Not that I get it right all the time. None of us do. I get pissed off at people. I get selfish with my stuff at times. I forget that every single one of us is God’s child, loved by God, and that we should treat all of God’s children the way God would want us to treat them. It is hard sometimes to love every child of God. Yet that is what God calls us to do. “What about the people who do bad things?” you may ask. “How can I love someone who causes harm?” To that I say that loving someone does not mean that you allow people to run amok or get away with evil. You must establish boundaries so that you do not allow others to take advantage of you, but that doesn’t mean you should do it without love and concern for the common good and for all people, including the one with whom you are in conflict.

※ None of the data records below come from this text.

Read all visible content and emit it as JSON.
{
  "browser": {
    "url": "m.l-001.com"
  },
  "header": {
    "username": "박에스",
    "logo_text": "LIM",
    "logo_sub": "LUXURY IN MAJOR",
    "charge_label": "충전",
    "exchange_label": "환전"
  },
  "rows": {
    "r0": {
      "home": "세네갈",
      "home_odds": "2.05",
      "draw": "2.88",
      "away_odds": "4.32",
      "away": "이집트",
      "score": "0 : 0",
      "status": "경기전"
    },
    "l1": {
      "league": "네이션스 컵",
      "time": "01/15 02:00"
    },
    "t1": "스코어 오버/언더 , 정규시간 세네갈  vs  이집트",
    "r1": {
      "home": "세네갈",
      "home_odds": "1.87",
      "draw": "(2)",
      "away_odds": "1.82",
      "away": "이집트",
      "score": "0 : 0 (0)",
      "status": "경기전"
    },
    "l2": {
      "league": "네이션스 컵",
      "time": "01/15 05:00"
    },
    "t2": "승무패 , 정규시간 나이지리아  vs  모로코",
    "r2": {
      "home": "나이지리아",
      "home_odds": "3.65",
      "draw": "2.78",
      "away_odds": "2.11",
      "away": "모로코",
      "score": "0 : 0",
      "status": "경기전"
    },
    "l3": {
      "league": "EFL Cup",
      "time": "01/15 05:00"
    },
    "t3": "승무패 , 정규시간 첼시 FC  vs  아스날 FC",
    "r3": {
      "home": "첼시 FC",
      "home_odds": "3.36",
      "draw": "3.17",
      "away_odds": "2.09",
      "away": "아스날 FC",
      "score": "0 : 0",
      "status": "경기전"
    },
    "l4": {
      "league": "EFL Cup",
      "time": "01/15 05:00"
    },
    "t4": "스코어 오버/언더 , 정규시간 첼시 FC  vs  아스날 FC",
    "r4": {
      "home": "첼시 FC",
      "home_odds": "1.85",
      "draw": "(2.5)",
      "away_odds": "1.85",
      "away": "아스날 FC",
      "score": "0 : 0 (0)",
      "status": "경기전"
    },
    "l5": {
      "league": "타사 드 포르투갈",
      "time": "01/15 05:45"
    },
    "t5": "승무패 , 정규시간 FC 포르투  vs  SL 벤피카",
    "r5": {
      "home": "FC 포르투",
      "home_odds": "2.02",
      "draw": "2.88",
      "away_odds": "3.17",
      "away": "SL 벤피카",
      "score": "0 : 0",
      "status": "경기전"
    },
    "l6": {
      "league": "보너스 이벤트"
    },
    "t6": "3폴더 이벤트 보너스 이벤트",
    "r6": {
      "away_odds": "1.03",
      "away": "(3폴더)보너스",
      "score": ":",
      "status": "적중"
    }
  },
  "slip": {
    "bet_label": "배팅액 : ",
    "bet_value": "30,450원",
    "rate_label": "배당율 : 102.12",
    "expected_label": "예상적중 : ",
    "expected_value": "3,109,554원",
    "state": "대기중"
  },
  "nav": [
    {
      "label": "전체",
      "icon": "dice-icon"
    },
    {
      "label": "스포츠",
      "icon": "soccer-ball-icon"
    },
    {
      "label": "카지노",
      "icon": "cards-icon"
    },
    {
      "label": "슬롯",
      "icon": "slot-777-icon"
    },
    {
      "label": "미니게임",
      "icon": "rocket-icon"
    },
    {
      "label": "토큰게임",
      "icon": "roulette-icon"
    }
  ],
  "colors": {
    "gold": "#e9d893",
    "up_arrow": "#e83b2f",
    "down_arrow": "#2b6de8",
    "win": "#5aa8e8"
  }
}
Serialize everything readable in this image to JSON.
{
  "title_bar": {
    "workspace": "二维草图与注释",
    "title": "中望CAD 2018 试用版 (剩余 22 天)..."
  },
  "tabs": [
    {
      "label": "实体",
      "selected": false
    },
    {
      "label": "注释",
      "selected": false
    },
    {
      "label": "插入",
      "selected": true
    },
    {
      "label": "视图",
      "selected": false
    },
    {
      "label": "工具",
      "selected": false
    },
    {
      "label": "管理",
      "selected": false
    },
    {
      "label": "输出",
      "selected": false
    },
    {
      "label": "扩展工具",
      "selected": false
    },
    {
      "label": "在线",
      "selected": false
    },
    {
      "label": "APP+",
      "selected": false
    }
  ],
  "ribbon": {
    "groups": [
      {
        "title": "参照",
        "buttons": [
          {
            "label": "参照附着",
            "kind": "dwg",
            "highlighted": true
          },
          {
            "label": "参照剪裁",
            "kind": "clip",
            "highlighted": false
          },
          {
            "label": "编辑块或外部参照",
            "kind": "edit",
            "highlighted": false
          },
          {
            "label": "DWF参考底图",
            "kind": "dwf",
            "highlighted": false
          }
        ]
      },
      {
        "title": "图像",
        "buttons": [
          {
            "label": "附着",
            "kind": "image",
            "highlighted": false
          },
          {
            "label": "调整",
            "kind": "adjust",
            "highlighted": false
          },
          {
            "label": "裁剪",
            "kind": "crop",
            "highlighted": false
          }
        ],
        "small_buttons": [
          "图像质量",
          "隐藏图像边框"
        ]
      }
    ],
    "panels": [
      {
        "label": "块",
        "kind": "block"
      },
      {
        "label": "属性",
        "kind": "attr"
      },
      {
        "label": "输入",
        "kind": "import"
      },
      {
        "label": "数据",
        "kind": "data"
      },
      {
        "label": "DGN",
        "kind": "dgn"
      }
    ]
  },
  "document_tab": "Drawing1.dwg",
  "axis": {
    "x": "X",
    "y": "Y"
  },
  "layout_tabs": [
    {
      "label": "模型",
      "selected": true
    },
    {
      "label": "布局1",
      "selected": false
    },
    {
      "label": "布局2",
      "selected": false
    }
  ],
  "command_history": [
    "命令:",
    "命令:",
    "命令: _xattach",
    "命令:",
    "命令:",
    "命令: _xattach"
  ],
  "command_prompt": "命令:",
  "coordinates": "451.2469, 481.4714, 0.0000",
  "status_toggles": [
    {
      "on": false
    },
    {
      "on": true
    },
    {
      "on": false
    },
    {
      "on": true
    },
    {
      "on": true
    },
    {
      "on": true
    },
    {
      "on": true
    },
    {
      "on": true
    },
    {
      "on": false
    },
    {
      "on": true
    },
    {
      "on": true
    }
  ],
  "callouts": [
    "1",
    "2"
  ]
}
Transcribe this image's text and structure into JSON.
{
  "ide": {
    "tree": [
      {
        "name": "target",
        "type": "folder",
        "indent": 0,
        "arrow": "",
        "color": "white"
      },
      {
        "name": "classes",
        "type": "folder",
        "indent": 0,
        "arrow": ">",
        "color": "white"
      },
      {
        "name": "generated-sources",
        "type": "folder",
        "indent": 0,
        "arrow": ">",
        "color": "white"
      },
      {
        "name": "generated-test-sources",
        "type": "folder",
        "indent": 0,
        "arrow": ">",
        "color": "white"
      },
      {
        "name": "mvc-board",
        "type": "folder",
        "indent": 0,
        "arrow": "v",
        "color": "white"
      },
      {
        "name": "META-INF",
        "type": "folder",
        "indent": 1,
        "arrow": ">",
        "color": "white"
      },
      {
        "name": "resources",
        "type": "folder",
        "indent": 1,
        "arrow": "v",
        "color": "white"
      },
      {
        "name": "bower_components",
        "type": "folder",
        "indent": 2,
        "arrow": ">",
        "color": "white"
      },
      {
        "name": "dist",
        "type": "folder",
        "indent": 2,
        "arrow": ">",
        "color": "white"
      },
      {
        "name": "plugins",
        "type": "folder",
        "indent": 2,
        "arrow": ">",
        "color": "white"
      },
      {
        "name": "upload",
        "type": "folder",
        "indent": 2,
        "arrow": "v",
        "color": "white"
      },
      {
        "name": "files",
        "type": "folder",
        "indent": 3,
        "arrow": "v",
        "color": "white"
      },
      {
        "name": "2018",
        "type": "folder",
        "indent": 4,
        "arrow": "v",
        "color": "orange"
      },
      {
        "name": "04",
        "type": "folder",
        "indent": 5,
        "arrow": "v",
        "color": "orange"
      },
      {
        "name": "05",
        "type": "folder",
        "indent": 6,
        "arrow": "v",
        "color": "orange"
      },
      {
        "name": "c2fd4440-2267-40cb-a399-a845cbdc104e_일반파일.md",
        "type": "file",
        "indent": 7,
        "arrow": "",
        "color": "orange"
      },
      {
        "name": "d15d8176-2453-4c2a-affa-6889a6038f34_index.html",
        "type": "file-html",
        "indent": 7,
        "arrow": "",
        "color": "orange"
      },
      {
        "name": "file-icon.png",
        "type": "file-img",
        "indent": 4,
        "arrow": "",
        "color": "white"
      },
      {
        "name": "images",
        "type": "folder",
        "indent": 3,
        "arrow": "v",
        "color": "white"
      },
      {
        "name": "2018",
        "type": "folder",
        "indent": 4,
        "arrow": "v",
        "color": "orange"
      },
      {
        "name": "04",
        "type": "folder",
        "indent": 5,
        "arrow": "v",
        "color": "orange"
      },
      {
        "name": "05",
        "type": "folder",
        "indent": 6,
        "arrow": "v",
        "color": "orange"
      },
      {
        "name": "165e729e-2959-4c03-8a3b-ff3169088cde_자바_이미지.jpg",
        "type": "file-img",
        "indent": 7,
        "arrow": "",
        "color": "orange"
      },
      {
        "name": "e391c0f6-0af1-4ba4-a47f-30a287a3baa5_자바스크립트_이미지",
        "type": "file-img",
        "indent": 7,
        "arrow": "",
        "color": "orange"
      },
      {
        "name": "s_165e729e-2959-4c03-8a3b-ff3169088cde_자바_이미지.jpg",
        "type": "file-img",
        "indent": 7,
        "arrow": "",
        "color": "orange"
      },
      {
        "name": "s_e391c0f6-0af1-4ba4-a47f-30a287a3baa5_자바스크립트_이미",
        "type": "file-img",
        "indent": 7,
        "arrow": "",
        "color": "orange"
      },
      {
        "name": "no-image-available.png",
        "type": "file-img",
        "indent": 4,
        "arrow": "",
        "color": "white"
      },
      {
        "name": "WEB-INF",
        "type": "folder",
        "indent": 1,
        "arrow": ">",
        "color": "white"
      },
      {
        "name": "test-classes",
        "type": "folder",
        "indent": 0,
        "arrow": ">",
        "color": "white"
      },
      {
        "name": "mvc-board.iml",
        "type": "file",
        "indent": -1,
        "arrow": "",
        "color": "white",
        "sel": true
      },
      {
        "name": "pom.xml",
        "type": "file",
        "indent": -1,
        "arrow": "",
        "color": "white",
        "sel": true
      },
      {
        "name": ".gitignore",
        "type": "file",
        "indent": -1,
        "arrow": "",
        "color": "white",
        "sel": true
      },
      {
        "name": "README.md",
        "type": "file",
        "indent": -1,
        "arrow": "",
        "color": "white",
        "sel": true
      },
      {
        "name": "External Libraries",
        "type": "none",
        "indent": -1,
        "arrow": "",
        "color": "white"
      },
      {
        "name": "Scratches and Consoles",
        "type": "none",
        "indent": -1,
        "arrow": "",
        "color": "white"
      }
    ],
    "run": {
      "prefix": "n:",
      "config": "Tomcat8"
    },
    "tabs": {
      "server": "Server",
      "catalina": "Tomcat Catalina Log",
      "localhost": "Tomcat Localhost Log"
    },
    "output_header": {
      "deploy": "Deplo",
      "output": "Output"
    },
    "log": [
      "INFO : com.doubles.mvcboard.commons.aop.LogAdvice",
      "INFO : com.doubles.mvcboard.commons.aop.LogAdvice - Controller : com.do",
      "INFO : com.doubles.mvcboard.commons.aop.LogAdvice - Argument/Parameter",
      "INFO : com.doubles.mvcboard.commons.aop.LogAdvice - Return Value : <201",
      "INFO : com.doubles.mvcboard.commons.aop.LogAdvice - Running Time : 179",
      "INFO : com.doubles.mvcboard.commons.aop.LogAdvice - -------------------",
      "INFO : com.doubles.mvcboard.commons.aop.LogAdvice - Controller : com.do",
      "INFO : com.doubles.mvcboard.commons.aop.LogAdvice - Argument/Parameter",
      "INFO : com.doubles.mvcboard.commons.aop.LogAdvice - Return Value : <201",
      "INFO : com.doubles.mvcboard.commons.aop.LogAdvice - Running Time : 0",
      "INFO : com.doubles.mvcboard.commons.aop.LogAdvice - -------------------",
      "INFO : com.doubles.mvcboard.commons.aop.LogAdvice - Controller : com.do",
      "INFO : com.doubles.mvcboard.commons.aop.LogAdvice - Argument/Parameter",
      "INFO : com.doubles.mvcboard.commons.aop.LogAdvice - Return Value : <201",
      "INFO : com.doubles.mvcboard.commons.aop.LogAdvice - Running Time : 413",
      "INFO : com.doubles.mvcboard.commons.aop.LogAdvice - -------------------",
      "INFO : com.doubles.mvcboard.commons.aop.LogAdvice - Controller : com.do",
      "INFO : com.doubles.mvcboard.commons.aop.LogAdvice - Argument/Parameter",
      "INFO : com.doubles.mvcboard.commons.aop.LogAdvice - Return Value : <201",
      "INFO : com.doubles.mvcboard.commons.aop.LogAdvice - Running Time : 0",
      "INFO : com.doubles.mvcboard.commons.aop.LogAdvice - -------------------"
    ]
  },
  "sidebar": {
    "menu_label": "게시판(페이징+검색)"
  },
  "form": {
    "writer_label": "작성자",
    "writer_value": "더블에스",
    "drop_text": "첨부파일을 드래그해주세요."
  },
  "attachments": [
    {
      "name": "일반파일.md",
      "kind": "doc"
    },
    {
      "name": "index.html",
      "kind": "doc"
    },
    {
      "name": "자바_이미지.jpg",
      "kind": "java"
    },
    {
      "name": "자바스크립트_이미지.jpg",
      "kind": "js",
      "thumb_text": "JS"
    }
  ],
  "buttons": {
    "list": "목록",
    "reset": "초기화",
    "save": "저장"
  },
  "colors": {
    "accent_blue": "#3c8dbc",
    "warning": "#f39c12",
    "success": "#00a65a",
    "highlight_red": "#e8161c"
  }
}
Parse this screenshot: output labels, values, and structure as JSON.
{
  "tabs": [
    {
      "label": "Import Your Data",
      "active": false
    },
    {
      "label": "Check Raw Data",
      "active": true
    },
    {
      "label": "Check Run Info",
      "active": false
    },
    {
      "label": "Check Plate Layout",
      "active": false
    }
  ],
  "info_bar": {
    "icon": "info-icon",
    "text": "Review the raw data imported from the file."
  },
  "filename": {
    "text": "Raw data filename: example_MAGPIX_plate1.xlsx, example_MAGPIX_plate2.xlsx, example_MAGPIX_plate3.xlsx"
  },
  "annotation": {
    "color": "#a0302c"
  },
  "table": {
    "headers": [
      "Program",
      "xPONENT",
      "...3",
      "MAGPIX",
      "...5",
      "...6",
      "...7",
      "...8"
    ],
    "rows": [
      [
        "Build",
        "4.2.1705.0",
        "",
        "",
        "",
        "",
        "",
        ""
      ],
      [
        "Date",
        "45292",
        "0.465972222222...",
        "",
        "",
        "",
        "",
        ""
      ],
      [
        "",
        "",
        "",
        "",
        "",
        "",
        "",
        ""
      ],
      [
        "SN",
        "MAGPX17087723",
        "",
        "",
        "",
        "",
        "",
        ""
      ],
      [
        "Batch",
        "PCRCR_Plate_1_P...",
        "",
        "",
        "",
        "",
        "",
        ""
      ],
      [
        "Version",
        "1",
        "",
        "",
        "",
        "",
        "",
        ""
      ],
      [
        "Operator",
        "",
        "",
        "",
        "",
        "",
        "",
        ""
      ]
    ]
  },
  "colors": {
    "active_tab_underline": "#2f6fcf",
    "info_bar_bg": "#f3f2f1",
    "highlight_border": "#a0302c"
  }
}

Is this sounding a bit like a sermon? I didn’t start out to write a sermon here, and yet these are the thoughts on my mind lately. These are the ideas that are rambling about in my brain. And there is one term that keeps coming back to me – radical hospitality. It is this theme of radical hospitality that continually comes back to me. God is speaking to me. There is something I need to do in terms of radical hospitality. I don’t know just what it is yet, but God is leading me there in God’s time rather than mine. The seed is planted, and now it is up to me to nurture it and help it grow. I feel led to delve deeper into my study of the Bible, to read the Gospels more closely, to focus on Jesus’ acts of radical hospitality. His washing the disciples’ feet comes to mind, being servant rather than leader.

Where am I headed? Where will all this lead? I haven’t a clue, but I trust in God. If I hold my heart open to God’s leading I know I will have the direction made clear to me. One thing that has become clear as I have written this is that I need to focus my energies on me, to make myself a role model for others rather than trying to change others.

One other thought before I let go here. Church needs to be a place where we not only worship but our base for service to our community. Any church that is not serving the greater community in which it exists is not a glory to God no matter how many attend worship or how beautiful their sanctuary or how perfectly executed their worship services are. The church must exist outside the four walls of the church building, or it really doesn’t exist at all.

You may be wondering why any of the above is not the kind of thing I can talk about with real people in my real life.  After all, it isn't about affairs or unspoken bitchiness or anything that would necessarily get me into trouble.  It is, though, the kind of thing I feel uncomfortable talking about.  Religion, spirituality, church.  These things are difficult to talk about in real life for me because I don't feel people really understand me.  The conservative fundamentalist types find my ideas bizarrely radical.  The liberals find my Biblical interpretations too literal.  I am caught in a strange little netherworld.  Yet I know that God gets me.  God and I are good with each other.  I am quite confident in that, and that is what is truly important.

1 comment:

Jeni Angel said...

all of which is to say: this is why you should go to seminary to open your own church.

I am nowhere near religious, but if I was-you are the type of person who would be speaking my language. I think you would find you are not alone in your netherworld.